Last month President Trump announced that trade tariffs were to be doubled on Turkish steel and aluminium. The reason behind this sanction is the detention of an American Pastor who is facing charges of espionage and terrorism following the attempted coup in 2016. American conservatives have taken the Pastor’s case prompting Trump’s actions. As foreign investors become more reluctant to take exposure to the Lira, export remains as one of the only ways to improve the foreign currency reserves which are crucial for debt repayments. If the Lira was steadily declining before, Trump’s actions effectively throw it off a cliff. It is imperative to many that the banks do not default as lenders will suffer from liquidity issues leading to a chain reaction and an inability to repay debt. Hence, rapid currency depreciation in a foreign debt heavy economy will have widespread impact as illustrated by the German DAX going down 2% and the FTSE 500 going down 75 basis points on the same day that the sanctions were announced.
Although the above issues are caused by external interference, there is also a degree of blame which should be placed on the government’s policy. Unlike most other nations, Turkey’s leader Tayeb Erdogan controls the central bank rather than it acting independently. He recently cemented his influence by appointing his son-in-law as minister of finance. Aside from the issues with his approach of relaxed regulation, Erdogan’s initiatives are not successfully combatting the issues with the economy. In a time where the government needs foreign investment, the central bank’s restrictions on foreign currency liquidity make it hard to hedge exposure to the ever-weakening lira. Thus while it does stop the number of short-sellers involved in the economy, it could prove to be disastrous if investors continue to lose interest.

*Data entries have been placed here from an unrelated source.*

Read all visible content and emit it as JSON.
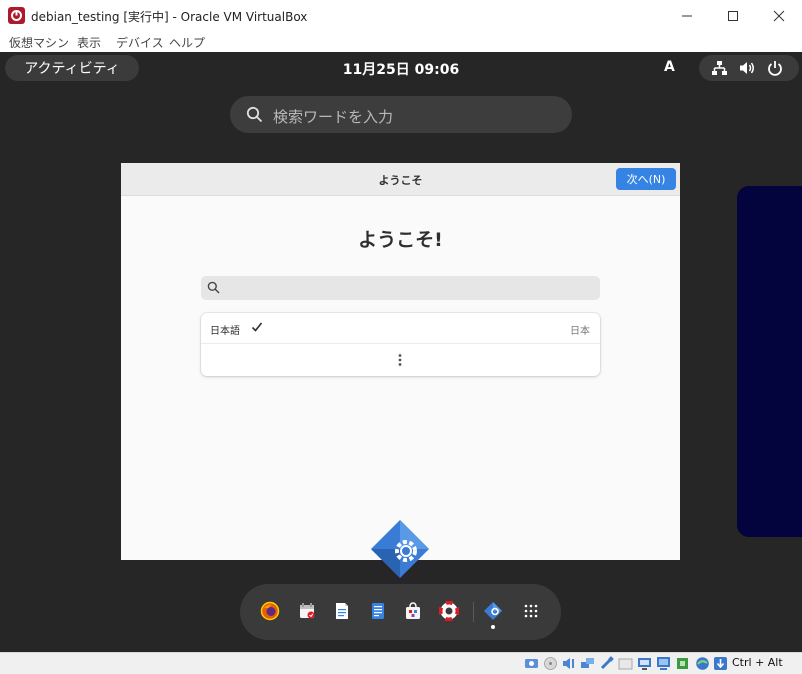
{
  "window": {
    "title": "debian_testing [実行中] - Oracle VM VirtualBox",
    "menu": [
      "仮想マシン",
      "表示",
      "デバイス",
      "ヘルプ"
    ]
  },
  "topbar": {
    "activities_label": "アクティビティ",
    "clock": "11月25日  09:06",
    "input_method": "A"
  },
  "overview": {
    "search_placeholder": "検索ワードを入力"
  },
  "welcome_window": {
    "header_title": "ようこそ",
    "next_button": "次へ(N)",
    "heading": "ようこそ!",
    "languages": [
      {
        "name": "日本語",
        "region": "日本",
        "selected": true
      }
    ]
  },
  "dash": {
    "apps": [
      "firefox-icon",
      "calendar-icon",
      "text-editor-icon",
      "documents-icon",
      "software-icon",
      "help-icon",
      "initial-setup-icon",
      "show-apps-icon"
    ]
  },
  "status_bar": {
    "host_key": "Ctrl + Alt"
  },
  "colors": {
    "accent": "#3584e4",
    "guest_background": "#262626",
    "side_window": "#03033d"
  }
}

Another issue which Erdogan is very firm on is not hiking interest rates to reduce inflation and spending, perhaps he has become overly accustomed to unprecedented growth. He prefers to lower borrowing costs to reduce fuel cost and continue expansion. However, what he may fail to realise is that the more uncontrollably the economy grows the more violently it will collapse. Even increasing interest rates may prove ineffective as evidenced by Argentina’s inability to stop the decline of the Peso despite increasing interest rates to 60%. Could this be another case of too little too late? Only time will tell how Turkey will handle this crisis.
The decline of Lira has been both gradual and immediate. Of course, we could blame President Trump but it seems that this excuse is one which is thrown around too liberally nowadays. The gun was loaded far before Trump came along and pulled the trigger. In fact, the lion’s share of the blame for the Lira’s decline is to be placed on the government’s policies. It seems to be a well-established rule now that unregulated and abnormal growth inevitably leads to disastrous outcomes (see The Big Short). In fact the colloquialism ‘the bigger they are the harder they fall’ rings all too true for Turkey’s current crisis. There is a lesson to be learned here, but it is not one that is new by any stretch of the imagination. Whether it is the tale of ‘Icarus’ or the ‘Tortoise and the Hare’ we as people have known for a long time that manageable and sustainable success is better than booming uncontrollable growth. Yet the eagerness of developing countries to reach new heights blinds governments from these facts and Turkey seems to be the latest casualty of this zeal. Only time will tell how and when the Lira will recover from its current troubles and if Erdogan will learn from this failure.